About this exercise: Say how many lines of the data below have the word "unit" in them. Add nothing else.

::: Given entries :::

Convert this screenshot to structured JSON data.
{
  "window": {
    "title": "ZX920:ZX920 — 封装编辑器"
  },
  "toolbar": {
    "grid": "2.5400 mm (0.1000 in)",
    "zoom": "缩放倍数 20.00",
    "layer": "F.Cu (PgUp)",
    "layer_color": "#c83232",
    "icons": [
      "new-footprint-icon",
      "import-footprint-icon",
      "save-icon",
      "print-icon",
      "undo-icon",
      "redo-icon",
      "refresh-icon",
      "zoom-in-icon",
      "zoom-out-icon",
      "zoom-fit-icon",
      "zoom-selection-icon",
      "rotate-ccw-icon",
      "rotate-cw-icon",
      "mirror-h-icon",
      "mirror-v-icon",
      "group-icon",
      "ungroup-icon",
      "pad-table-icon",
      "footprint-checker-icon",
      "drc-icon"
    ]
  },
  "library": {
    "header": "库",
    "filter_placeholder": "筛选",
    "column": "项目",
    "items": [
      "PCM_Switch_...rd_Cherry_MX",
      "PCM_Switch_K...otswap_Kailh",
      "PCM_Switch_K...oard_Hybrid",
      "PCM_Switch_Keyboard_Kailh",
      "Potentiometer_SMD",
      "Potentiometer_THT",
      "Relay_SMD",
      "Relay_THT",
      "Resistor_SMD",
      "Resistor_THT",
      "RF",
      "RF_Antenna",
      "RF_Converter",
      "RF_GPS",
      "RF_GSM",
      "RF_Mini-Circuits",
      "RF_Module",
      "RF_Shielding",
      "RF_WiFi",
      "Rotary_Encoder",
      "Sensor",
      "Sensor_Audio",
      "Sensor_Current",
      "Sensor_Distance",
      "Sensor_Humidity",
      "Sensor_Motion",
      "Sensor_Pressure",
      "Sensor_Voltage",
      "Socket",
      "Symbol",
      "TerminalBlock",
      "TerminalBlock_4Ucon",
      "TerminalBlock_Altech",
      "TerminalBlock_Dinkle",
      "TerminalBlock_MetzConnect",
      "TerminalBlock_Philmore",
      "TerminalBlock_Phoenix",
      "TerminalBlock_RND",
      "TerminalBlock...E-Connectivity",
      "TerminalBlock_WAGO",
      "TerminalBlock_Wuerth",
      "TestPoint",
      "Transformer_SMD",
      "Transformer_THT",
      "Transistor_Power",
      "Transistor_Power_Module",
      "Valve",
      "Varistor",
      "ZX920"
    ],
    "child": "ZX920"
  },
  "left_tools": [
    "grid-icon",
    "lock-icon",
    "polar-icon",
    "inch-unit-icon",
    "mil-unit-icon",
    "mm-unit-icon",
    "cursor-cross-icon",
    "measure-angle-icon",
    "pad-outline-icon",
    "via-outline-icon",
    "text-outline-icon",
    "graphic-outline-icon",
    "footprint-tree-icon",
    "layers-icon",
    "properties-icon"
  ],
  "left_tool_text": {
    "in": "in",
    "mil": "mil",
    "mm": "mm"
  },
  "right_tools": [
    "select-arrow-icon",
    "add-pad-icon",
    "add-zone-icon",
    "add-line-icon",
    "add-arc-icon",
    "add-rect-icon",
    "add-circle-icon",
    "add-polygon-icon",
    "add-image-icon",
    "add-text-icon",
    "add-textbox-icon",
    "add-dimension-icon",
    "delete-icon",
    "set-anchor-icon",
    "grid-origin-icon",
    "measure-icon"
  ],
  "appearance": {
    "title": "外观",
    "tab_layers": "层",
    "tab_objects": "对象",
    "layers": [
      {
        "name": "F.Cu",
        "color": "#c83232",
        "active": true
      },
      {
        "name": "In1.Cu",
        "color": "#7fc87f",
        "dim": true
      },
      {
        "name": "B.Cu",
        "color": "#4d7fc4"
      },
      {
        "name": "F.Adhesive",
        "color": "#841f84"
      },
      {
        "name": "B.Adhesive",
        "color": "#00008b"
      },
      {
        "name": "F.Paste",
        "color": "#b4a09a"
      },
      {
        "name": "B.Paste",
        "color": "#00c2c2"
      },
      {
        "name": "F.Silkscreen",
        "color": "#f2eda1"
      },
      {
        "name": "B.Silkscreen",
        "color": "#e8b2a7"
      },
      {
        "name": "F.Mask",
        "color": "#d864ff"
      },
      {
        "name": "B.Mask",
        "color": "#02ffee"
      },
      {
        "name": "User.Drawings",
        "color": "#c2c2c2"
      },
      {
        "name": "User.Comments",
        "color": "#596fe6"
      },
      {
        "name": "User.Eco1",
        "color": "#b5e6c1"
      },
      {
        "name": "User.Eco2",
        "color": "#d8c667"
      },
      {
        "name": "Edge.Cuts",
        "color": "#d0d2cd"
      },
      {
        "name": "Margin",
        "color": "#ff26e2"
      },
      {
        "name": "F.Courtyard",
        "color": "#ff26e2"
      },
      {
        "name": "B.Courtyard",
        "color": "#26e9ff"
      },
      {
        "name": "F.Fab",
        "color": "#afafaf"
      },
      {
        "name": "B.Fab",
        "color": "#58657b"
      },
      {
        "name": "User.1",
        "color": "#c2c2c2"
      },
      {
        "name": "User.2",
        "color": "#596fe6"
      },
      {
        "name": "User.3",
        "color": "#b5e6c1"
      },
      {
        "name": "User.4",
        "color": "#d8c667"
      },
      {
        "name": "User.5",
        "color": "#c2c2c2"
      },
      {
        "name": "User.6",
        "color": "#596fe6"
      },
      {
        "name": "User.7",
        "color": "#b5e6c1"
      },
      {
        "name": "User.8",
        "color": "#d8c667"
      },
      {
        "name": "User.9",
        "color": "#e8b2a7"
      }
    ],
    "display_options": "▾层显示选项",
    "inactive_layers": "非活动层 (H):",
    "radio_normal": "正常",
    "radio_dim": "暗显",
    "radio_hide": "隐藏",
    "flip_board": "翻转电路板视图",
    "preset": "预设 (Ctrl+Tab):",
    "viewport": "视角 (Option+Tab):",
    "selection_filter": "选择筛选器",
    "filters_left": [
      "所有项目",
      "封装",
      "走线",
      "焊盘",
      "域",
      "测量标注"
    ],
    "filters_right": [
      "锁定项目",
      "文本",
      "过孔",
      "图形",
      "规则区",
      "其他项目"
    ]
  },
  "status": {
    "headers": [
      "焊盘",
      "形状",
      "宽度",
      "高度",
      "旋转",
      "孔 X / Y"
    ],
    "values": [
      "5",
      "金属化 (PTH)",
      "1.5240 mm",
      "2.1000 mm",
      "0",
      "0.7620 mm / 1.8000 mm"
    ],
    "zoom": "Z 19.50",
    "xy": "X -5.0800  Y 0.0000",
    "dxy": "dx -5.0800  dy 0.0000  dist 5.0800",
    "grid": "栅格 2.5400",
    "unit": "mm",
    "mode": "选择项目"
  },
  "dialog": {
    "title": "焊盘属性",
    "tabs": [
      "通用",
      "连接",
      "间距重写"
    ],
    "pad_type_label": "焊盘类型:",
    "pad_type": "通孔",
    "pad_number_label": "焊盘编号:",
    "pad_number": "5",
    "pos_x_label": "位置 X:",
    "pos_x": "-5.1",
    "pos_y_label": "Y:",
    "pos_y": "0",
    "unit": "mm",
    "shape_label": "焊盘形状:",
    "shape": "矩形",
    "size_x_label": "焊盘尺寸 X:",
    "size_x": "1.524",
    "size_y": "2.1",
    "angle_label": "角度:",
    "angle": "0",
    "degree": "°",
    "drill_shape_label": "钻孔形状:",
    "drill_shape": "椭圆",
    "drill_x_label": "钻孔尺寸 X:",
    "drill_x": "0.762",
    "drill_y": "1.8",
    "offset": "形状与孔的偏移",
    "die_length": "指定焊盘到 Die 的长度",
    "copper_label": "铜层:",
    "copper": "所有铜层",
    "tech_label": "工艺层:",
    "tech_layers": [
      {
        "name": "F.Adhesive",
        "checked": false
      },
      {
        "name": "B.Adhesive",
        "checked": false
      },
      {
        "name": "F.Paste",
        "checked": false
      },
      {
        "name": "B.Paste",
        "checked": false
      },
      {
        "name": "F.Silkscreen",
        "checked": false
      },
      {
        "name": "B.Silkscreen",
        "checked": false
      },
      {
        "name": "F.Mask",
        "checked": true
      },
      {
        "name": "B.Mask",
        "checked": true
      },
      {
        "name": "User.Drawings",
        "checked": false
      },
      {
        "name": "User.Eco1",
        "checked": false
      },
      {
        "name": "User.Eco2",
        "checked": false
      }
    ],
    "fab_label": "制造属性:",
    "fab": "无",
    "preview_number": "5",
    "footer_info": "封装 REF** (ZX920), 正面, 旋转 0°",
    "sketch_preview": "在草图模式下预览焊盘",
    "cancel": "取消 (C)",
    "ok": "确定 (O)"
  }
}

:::

Result of this task: 5